Hoslet said cloning cells from someone with a genetic disease could help researchers produce tissue to study how the defective gene malfunctions and possibly develop drug treatments.

“While reproductive cloning is a danger to children, nonreproductive cloning could save their lives,” he said.

Andrew Cohn, a spokesman for the Wisconsin Alumni Research Foundation, said the ban would slow the advance of technology discovered at UW and harm its national reputation. The foundation is the UW’s patent agency and holds patents for five stem cell lines and the method of isolating stem cells.

“The prestige of the university will suffer a devastating blow and cures for many debilitating diseases will be delayed, and the economy of this state will be irreparably harmed,” Cohn said.

Donna Arciszewski, who uses a wheelchair because she suffers from multiple sclerosis, said she welcomes advances in science that could help her condition, “but not at the expense of another human life.”

Rep. Sheldon Wasserman, D-Milwaukee, a physician, said an outright ban on cloning would hurt infertile couples who may want to use cloning to have their own children.

“People want their own flesh and blood,” Wasserman said.

But Leibham said there are other options available to infertile couples, including adoption. Rep. “Doc” Hines, R-Oxford, chairman of the Assembly committee, agreed cloning was not a favorable option.

“A clone would not be your own flesh and blood,” he said. “This is something artificial.”

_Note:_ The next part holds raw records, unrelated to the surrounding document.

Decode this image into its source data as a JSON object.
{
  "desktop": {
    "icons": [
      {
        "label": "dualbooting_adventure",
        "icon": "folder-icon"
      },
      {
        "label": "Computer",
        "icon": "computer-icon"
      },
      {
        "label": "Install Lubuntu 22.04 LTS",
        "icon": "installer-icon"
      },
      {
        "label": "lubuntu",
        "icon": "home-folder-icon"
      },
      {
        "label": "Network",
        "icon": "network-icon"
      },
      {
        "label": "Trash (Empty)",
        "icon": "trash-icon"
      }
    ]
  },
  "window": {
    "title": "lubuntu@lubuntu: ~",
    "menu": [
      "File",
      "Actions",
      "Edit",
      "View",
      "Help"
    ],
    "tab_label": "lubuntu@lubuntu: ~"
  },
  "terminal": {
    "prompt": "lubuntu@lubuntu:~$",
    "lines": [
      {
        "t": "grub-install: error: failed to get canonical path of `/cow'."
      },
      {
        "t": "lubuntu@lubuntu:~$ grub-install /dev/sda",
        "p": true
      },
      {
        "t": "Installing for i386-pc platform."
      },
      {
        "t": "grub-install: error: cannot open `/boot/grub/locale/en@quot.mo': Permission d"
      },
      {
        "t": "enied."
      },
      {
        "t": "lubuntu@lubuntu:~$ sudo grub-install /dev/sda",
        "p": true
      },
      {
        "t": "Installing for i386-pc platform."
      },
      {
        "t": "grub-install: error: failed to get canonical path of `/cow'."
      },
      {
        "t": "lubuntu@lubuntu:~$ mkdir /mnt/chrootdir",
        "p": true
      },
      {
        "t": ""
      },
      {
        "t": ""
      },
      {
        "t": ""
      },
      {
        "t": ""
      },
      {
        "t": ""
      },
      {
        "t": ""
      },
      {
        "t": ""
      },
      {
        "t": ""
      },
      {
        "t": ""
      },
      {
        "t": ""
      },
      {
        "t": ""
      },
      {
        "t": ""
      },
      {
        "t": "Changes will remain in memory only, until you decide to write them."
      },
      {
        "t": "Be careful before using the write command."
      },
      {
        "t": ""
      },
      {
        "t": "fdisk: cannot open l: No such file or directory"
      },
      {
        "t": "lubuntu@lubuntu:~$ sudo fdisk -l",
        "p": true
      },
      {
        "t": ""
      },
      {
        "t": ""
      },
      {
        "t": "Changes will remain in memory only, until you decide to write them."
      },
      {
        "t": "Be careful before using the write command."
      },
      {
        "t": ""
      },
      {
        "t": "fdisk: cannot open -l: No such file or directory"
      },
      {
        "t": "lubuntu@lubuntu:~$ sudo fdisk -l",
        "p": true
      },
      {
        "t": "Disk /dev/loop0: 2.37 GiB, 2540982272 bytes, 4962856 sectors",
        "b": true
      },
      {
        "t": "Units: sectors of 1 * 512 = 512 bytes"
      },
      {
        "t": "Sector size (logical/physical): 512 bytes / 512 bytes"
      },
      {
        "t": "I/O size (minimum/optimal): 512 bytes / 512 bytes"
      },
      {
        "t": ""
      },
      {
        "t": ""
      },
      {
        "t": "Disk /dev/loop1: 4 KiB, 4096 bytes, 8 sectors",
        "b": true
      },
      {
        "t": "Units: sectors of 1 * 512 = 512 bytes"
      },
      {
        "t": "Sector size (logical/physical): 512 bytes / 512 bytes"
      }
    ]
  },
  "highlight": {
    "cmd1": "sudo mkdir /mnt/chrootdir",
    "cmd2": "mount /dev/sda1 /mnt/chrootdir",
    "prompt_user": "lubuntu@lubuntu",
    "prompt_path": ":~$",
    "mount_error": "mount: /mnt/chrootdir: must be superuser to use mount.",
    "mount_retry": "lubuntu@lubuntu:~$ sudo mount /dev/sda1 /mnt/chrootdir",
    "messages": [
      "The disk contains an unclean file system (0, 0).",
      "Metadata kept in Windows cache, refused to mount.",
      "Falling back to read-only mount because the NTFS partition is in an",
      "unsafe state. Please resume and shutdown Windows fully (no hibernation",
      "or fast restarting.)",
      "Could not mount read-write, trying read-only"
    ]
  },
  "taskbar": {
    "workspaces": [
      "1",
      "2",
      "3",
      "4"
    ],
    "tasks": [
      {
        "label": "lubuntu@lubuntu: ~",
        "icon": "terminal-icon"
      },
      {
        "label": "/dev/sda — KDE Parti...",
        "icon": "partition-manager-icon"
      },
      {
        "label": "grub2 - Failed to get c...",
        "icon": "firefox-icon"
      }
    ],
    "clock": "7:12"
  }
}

Staff writer Charlie Mathews contributed to this story.

Copyright © 2003, Associated Press